** Work to be completed **
Each record below must be written out exactly as given.

** Website and app data records **
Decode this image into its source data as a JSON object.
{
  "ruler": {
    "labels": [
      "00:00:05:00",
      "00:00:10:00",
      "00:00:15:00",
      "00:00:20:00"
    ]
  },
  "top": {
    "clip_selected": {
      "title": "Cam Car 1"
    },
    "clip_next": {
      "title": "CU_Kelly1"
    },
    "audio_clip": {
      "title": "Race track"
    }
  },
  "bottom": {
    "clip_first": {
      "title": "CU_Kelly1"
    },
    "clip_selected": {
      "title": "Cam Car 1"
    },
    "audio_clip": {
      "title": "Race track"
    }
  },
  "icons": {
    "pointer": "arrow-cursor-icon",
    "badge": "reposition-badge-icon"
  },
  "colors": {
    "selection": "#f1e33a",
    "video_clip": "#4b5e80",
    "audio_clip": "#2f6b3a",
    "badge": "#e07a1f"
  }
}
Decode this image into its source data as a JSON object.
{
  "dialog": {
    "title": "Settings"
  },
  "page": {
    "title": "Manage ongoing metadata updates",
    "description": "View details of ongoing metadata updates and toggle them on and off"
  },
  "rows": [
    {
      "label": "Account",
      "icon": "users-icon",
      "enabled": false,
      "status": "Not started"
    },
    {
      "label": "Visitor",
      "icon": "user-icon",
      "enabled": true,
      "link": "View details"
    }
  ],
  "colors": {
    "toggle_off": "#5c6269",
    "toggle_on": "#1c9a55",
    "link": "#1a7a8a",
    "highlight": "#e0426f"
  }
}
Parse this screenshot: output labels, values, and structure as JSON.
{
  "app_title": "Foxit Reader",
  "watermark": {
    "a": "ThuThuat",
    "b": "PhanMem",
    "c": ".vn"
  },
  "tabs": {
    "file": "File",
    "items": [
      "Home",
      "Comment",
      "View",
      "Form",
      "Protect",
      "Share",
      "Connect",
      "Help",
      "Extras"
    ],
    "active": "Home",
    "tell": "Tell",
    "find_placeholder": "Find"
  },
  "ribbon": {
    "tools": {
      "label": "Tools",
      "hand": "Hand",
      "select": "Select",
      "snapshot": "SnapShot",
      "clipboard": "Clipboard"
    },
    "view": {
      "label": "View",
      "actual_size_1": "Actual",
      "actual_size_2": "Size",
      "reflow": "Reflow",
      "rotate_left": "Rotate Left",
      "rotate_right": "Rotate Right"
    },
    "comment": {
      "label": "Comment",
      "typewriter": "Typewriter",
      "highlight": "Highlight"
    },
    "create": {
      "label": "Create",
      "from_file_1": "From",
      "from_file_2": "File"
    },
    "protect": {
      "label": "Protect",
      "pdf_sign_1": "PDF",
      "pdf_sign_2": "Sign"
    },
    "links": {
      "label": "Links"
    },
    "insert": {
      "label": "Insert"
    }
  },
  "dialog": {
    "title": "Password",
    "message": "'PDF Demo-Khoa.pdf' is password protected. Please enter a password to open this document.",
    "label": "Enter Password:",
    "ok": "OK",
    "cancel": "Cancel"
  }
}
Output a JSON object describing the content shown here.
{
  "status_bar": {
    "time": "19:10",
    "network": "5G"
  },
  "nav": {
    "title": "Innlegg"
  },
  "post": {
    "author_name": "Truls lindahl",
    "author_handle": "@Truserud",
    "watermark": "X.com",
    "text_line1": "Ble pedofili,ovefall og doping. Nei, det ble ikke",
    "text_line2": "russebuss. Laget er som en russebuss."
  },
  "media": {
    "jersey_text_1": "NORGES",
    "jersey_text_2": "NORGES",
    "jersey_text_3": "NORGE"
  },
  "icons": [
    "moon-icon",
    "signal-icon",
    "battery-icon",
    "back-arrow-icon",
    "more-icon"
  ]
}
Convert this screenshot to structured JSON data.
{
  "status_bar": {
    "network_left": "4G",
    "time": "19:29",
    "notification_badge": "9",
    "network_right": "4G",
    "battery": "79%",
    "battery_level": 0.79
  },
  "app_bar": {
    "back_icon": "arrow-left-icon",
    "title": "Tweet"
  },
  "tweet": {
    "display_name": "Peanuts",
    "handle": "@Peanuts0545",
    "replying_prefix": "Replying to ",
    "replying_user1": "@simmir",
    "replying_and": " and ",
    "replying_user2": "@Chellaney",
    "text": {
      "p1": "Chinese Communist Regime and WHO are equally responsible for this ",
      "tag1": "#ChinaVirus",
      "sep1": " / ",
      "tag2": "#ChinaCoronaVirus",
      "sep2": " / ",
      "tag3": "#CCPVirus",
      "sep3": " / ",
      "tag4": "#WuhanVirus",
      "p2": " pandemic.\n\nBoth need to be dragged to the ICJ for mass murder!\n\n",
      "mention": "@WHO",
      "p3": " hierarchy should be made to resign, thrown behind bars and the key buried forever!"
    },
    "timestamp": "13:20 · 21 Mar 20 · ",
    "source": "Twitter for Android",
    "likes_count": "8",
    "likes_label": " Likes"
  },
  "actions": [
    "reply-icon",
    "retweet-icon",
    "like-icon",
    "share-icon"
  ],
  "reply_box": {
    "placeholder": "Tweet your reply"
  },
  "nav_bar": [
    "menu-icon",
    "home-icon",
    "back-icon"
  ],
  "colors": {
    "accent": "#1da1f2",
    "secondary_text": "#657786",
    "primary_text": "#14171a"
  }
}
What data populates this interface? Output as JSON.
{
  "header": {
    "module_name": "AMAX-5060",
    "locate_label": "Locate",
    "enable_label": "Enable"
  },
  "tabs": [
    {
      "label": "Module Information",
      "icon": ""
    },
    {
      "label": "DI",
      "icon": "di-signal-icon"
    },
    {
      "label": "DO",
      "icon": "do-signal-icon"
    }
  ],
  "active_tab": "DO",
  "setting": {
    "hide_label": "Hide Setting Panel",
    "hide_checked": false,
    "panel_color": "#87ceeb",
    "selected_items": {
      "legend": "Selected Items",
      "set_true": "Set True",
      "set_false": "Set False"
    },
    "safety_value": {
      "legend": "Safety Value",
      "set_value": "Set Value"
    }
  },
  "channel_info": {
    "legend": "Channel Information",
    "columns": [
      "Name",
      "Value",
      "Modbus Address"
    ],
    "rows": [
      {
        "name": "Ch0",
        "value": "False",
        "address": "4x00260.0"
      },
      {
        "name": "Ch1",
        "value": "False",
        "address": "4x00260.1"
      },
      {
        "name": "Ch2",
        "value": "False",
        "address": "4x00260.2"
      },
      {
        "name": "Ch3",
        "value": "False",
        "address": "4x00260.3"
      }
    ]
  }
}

** Reply **
Decode this image into its source data as a JSON object.
{
  "ruler": {
    "labels": [
      "00:00:05:00",
      "00:00:10:00",
      "00:00:15:00",
      "00:00:20:00"
    ]
  },
  "top": {
    "clip_selected": {
      "title": "Cam Car 1"
    },
    "clip_next": {
      "title": "CU_Kelly1"
    },
    "audio_clip": {
      "title": "Race track"
    }
  },
  "bottom": {
    "clip_first": {
      "title": "CU_Kelly1"
    },
    "clip_selected": {
      "title": "Cam Car 1"
    },
    "audio_clip": {
      "title": "Race track"
    }
  },
  "icons": {
    "pointer": "arrow-cursor-icon",
    "badge": "reposition-badge-icon"
  },
  "colors": {
    "selection": "#f1e33a",
    "video_clip": "#4b5e80",
    "audio_clip": "#2f6b3a",
    "badge": "#e07a1f"
  }
}
Decode this image into its source data as a JSON object.
{
  "dialog": {
    "title": "Settings"
  },
  "page": {
    "title": "Manage ongoing metadata updates",
    "description": "View details of ongoing metadata updates and toggle them on and off"
  },
  "rows": [
    {
      "label": "Account",
      "icon": "users-icon",
      "enabled": false,
      "status": "Not started"
    },
    {
      "label": "Visitor",
      "icon": "user-icon",
      "enabled": true,
      "link": "View details"
    }
  ],
  "colors": {
    "toggle_off": "#5c6269",
    "toggle_on": "#1c9a55",
    "link": "#1a7a8a",
    "highlight": "#e0426f"
  }
}
Parse this screenshot: output labels, values, and structure as JSON.
{
  "app_title": "Foxit Reader",
  "watermark": {
    "a": "ThuThuat",
    "b": "PhanMem",
    "c": ".vn"
  },
  "tabs": {
    "file": "File",
    "items": [
      "Home",
      "Comment",
      "View",
      "Form",
      "Protect",
      "Share",
      "Connect",
      "Help",
      "Extras"
    ],
    "active": "Home",
    "tell": "Tell",
    "find_placeholder": "Find"
  },
  "ribbon": {
    "tools": {
      "label": "Tools",
      "hand": "Hand",
      "select": "Select",
      "snapshot": "SnapShot",
      "clipboard": "Clipboard"
    },
    "view": {
      "label": "View",
      "actual_size_1": "Actual",
      "actual_size_2": "Size",
      "reflow": "Reflow",
      "rotate_left": "Rotate Left",
      "rotate_right": "Rotate Right"
    },
    "comment": {
      "label": "Comment",
      "typewriter": "Typewriter",
      "highlight": "Highlight"
    },
    "create": {
      "label": "Create",
      "from_file_1": "From",
      "from_file_2": "File"
    },
    "protect": {
      "label": "Protect",
      "pdf_sign_1": "PDF",
      "pdf_sign_2": "Sign"
    },
    "links": {
      "label": "Links"
    },
    "insert": {
      "label": "Insert"
    }
  },
  "dialog": {
    "title": "Password",
    "message": "'PDF Demo-Khoa.pdf' is password protected. Please enter a password to open this document.",
    "label": "Enter Password:",
    "ok": "OK",
    "cancel": "Cancel"
  }
}
Output a JSON object describing the content shown here.
{
  "status_bar": {
    "time": "19:10",
    "network": "5G"
  },
  "nav": {
    "title": "Innlegg"
  },
  "post": {
    "author_name": "Truls lindahl",
    "author_handle": "@Truserud",
    "watermark": "X.com",
    "text_line1": "Ble pedofili,ovefall og doping. Nei, det ble ikke",
    "text_line2": "russebuss. Laget er som en russebuss."
  },
  "media": {
    "jersey_text_1": "NORGES",
    "jersey_text_2": "NORGES",
    "jersey_text_3": "NORGE"
  },
  "icons": [
    "moon-icon",
    "signal-icon",
    "battery-icon",
    "back-arrow-icon",
    "more-icon"
  ]
}
Convert this screenshot to structured JSON data.
{
  "status_bar": {
    "network_left": "4G",
    "time": "19:29",
    "notification_badge": "9",
    "network_right": "4G",
    "battery": "79%",
    "battery_level": 0.79
  },
  "app_bar": {
    "back_icon": "arrow-left-icon",
    "title": "Tweet"
  },
  "tweet": {
    "display_name": "Peanuts",
    "handle": "@Peanuts0545",
    "replying_prefix": "Replying to ",
    "replying_user1": "@simmir",
    "replying_and": " and ",
    "replying_user2": "@Chellaney",
    "text": {
      "p1": "Chinese Communist Regime and WHO are equally responsible for this ",
      "tag1": "#ChinaVirus",
      "sep1": " / ",
      "tag2": "#ChinaCoronaVirus",
      "sep2": " / ",
      "tag3": "#CCPVirus",
      "sep3": " / ",
      "tag4": "#WuhanVirus",
      "p2": " pandemic.\n\nBoth need to be dragged to the ICJ for mass murder!\n\n",
      "mention": "@WHO",
      "p3": " hierarchy should be made to resign, thrown behind bars and the key buried forever!"
    },
    "timestamp": "13:20 · 21 Mar 20 · ",
    "source": "Twitter for Android",
    "likes_count": "8",
    "likes_label": " Likes"
  },
  "actions": [
    "reply-icon",
    "retweet-icon",
    "like-icon",
    "share-icon"
  ],
  "reply_box": {
    "placeholder": "Tweet your reply"
  },
  "nav_bar": [
    "menu-icon",
    "home-icon",
    "back-icon"
  ],
  "colors": {
    "accent": "#1da1f2",
    "secondary_text": "#657786",
    "primary_text": "#14171a"
  }
}
What data populates this interface? Output as JSON.
{
  "header": {
    "module_name": "AMAX-5060",
    "locate_label": "Locate",
    "enable_label": "Enable"
  },
  "tabs": [
    {
      "label": "Module Information",
      "icon": ""
    },
    {
      "label": "DI",
      "icon": "di-signal-icon"
    },
    {
      "label": "DO",
      "icon": "do-signal-icon"
    }
  ],
  "active_tab": "DO",
  "setting": {
    "hide_label": "Hide Setting Panel",
    "hide_checked": false,
    "panel_color": "#87ceeb",
    "selected_items": {
      "legend": "Selected Items",
      "set_true": "Set True",
      "set_false": "Set False"
    },
    "safety_value": {
      "legend": "Safety Value",
      "set_value": "Set Value"
    }
  },
  "channel_info": {
    "legend": "Channel Information",
    "columns": [
      "Name",
      "Value",
      "Modbus Address"
    ],
    "rows": [
      {
        "name": "Ch0",
        "value": "False",
        "address": "4x00260.0"
      },
      {
        "name": "Ch1",
        "value": "False",
        "address": "4x00260.1"
      },
      {
        "name": "Ch2",
        "value": "False",
        "address": "4x00260.2"
      },
      {
        "name": "Ch3",
        "value": "False",
        "address": "4x00260.3"
      }
    ]
  }
}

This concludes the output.